same site and all the other things in between that i don't know about. if i go there today to love those places around the city i will find memorial's from 9/11 because the people in the town mayor of the city went to the same sites to see just as washington's troops might have been doing. it's a natural viewpoint to think about. specter is a lot of visitors here to new york city. there is one place that he would recommend the viewers are interested. >> the to the statue of liberty, and to move for the spot in the landscape over s.i., the high point between maine and georgia
you look up that hill and block out all of the modern conveniences and you see what the general nathanael greene saw with the british fleet landing of the cut down trees. >> i have a question i wanted to ask you about the ships here in new york. >> is a fascinating story. more people died on the prison ships than died in the war in the battles of the war. after the battle of the british, everybody they captured it put them on several old ships that were in between the brooklyn bridge and the manhattan bridge and the williamsburg bridge and now the east river.
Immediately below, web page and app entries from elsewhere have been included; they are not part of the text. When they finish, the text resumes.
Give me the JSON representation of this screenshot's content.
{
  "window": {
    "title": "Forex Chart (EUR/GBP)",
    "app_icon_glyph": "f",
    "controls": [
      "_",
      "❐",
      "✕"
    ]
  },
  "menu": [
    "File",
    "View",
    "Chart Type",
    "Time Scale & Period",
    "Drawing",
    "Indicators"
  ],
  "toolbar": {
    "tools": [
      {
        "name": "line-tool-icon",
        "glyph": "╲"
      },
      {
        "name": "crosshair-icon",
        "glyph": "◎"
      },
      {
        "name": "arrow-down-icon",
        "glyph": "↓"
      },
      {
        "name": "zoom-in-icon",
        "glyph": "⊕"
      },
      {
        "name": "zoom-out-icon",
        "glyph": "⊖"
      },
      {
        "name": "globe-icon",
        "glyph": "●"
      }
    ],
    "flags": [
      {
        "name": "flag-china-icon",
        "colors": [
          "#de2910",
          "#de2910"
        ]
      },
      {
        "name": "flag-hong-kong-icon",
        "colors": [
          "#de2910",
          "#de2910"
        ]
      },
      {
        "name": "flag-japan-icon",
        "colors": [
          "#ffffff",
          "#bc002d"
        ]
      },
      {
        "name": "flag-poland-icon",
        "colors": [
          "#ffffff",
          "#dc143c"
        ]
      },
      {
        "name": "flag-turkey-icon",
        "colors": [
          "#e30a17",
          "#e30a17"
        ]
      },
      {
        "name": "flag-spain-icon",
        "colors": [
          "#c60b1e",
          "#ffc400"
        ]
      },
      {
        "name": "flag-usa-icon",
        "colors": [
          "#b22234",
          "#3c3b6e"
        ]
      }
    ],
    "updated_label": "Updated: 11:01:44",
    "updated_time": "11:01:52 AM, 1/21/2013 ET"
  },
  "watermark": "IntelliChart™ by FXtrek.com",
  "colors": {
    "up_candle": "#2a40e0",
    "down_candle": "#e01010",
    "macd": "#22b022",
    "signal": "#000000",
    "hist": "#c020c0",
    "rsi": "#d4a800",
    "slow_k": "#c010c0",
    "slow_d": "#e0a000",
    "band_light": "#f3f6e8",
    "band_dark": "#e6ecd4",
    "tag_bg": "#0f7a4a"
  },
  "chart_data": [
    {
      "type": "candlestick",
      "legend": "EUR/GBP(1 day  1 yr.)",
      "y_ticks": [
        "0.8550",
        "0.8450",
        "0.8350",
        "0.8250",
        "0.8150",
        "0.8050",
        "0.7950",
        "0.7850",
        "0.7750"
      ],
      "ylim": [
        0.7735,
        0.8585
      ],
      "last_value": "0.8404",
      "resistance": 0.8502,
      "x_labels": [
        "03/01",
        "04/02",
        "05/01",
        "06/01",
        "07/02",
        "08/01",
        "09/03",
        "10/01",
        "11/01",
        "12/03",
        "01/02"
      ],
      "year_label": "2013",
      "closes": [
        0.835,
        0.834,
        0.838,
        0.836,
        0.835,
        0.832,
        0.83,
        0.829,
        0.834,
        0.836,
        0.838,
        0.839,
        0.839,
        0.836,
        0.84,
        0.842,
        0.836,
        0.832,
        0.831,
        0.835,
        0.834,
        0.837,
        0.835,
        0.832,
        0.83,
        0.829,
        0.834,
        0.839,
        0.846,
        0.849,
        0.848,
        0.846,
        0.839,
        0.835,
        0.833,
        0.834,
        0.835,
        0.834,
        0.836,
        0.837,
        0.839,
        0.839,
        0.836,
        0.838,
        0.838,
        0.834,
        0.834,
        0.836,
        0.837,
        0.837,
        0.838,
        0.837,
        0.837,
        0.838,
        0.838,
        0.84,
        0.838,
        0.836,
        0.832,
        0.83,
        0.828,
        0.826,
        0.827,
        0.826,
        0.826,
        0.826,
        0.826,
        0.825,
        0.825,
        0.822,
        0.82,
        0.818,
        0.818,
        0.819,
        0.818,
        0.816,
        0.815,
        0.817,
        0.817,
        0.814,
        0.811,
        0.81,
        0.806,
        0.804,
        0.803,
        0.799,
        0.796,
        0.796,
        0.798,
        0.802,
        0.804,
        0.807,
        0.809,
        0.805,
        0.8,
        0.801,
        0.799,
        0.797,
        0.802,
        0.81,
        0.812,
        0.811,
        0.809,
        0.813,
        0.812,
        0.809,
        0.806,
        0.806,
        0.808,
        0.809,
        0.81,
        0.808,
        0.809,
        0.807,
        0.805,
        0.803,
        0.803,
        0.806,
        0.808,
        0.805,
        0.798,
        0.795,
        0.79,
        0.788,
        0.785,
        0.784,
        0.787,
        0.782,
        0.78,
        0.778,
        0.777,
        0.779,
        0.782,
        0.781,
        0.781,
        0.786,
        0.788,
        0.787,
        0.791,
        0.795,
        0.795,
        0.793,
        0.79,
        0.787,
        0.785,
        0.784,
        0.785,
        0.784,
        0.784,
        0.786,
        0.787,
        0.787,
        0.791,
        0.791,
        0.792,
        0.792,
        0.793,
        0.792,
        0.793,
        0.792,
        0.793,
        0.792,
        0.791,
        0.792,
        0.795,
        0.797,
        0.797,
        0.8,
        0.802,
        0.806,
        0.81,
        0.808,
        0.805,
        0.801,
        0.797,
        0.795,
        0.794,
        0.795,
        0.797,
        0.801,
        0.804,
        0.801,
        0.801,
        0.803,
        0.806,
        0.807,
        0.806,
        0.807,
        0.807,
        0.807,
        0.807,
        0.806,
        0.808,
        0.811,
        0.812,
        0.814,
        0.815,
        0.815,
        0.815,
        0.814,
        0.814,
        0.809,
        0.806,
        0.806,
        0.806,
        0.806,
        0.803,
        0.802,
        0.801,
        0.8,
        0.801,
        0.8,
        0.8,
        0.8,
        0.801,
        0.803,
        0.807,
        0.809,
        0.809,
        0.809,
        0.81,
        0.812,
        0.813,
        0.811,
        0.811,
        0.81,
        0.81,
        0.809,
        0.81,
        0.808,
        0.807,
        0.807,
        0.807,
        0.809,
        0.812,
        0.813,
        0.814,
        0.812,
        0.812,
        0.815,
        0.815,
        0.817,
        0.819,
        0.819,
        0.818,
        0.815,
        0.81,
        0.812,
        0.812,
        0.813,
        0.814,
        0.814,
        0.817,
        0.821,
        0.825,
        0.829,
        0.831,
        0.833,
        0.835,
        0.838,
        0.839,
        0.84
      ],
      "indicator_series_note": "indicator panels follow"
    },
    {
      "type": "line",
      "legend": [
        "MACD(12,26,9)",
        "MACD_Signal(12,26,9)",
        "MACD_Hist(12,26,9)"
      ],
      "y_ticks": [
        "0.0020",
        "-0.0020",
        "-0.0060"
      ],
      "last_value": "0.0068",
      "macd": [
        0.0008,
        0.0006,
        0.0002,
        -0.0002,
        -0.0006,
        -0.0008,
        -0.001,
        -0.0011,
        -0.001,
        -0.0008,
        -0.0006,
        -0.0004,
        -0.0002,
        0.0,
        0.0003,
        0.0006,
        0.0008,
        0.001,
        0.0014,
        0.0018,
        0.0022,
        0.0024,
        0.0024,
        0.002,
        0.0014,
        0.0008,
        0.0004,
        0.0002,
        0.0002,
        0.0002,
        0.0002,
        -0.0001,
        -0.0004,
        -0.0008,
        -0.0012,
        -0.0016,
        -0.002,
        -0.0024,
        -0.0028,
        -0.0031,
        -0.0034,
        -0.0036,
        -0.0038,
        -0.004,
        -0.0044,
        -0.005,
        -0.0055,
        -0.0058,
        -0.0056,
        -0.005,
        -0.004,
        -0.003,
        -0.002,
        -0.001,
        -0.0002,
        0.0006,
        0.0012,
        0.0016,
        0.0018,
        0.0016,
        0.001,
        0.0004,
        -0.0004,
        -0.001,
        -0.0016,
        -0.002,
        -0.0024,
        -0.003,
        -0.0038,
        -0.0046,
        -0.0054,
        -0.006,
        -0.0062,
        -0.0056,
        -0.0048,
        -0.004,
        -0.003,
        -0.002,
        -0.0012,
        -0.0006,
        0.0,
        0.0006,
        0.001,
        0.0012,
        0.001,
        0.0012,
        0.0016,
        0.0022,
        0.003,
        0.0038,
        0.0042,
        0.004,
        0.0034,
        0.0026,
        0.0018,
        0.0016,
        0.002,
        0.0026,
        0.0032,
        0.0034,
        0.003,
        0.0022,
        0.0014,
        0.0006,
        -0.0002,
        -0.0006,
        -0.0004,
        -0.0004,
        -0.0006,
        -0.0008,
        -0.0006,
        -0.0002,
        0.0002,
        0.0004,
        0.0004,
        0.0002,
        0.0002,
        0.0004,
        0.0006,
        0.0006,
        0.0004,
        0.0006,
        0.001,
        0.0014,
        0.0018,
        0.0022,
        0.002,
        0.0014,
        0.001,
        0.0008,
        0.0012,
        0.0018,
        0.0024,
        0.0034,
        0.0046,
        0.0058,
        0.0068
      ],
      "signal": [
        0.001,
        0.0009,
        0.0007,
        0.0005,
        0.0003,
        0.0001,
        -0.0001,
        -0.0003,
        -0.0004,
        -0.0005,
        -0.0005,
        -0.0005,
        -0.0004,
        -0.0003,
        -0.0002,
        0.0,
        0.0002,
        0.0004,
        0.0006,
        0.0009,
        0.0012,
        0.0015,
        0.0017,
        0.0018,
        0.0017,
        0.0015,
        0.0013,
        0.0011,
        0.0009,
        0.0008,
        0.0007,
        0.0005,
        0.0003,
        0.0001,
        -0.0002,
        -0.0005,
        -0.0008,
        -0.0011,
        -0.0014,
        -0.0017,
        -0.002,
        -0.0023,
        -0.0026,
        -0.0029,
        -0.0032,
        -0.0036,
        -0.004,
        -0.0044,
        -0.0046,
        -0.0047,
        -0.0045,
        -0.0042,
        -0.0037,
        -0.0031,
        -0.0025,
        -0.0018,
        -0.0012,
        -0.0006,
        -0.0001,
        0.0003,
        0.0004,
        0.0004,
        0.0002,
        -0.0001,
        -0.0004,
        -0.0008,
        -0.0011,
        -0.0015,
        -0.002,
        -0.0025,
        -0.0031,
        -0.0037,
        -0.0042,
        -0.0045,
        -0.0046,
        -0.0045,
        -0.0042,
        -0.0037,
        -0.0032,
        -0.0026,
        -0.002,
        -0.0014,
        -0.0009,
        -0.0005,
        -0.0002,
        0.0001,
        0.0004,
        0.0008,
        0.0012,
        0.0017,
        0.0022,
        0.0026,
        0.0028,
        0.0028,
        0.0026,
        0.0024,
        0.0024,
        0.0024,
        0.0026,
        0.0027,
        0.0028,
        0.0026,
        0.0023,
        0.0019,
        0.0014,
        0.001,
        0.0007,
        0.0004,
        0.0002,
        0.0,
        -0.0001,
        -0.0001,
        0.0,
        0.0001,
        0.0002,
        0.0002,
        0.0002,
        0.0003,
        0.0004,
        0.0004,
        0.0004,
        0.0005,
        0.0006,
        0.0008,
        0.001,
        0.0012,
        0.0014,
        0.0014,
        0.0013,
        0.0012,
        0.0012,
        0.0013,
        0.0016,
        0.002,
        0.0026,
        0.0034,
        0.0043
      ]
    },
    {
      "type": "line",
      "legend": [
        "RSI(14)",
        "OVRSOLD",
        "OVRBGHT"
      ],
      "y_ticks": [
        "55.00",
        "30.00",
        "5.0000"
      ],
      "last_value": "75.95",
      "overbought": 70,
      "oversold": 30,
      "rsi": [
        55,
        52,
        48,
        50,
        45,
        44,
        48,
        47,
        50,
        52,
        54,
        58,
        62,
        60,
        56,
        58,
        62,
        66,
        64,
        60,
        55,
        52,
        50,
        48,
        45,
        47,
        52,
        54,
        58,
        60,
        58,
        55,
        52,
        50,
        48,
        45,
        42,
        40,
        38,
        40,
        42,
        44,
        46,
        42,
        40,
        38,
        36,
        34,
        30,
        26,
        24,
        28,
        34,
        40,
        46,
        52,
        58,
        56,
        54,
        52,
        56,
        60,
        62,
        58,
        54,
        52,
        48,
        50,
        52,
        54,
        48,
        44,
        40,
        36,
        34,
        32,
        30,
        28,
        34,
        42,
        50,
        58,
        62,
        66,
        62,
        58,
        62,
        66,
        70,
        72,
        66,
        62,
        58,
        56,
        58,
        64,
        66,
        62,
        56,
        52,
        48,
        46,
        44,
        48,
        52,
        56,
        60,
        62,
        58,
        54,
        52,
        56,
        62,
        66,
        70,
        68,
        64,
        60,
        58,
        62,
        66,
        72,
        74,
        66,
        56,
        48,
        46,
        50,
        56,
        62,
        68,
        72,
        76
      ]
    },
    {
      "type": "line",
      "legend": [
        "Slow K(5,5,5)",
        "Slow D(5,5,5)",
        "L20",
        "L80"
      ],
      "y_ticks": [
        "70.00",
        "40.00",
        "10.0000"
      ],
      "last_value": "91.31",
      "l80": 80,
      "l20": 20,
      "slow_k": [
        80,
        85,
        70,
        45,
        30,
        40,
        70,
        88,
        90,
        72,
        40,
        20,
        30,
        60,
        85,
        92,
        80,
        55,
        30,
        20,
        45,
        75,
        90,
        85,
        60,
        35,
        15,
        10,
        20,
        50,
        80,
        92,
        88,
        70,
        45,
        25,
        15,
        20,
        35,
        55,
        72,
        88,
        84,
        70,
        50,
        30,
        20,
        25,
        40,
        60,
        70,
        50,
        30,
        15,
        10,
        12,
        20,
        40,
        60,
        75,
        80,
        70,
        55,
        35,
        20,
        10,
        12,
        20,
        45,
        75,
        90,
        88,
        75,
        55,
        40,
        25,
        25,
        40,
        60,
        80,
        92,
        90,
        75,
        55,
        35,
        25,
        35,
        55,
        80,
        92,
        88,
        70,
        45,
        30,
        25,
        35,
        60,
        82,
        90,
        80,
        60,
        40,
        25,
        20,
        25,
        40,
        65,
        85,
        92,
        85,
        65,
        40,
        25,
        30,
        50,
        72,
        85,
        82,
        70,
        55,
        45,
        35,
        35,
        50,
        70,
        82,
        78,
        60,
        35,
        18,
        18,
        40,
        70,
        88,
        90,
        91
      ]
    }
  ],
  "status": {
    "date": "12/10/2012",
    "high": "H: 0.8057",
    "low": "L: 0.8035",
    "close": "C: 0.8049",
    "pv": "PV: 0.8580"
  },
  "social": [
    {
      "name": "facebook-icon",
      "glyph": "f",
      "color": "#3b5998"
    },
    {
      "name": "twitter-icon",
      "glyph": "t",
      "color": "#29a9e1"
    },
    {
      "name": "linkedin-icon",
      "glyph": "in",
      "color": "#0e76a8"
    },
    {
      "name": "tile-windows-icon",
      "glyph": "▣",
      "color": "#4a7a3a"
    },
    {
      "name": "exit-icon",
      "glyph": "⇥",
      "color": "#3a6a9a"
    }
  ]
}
they sat there and they kept putting more people on and they were not just continental soldiers, but they were slaves that ran and it didn't turn to the british. they were spanish sailors, dutch sailors, all kinds of people on the ships, and people in frankly the poor communities came to see them from the shore they did get the vote somehow. they also collect. you can't treat our prisoners like this, and he is insistent that we treat our prisoners fairly and in the letters that i have read any way. so, these alter the war and for a long time after, walt whitman works hard to setup a memorial and they are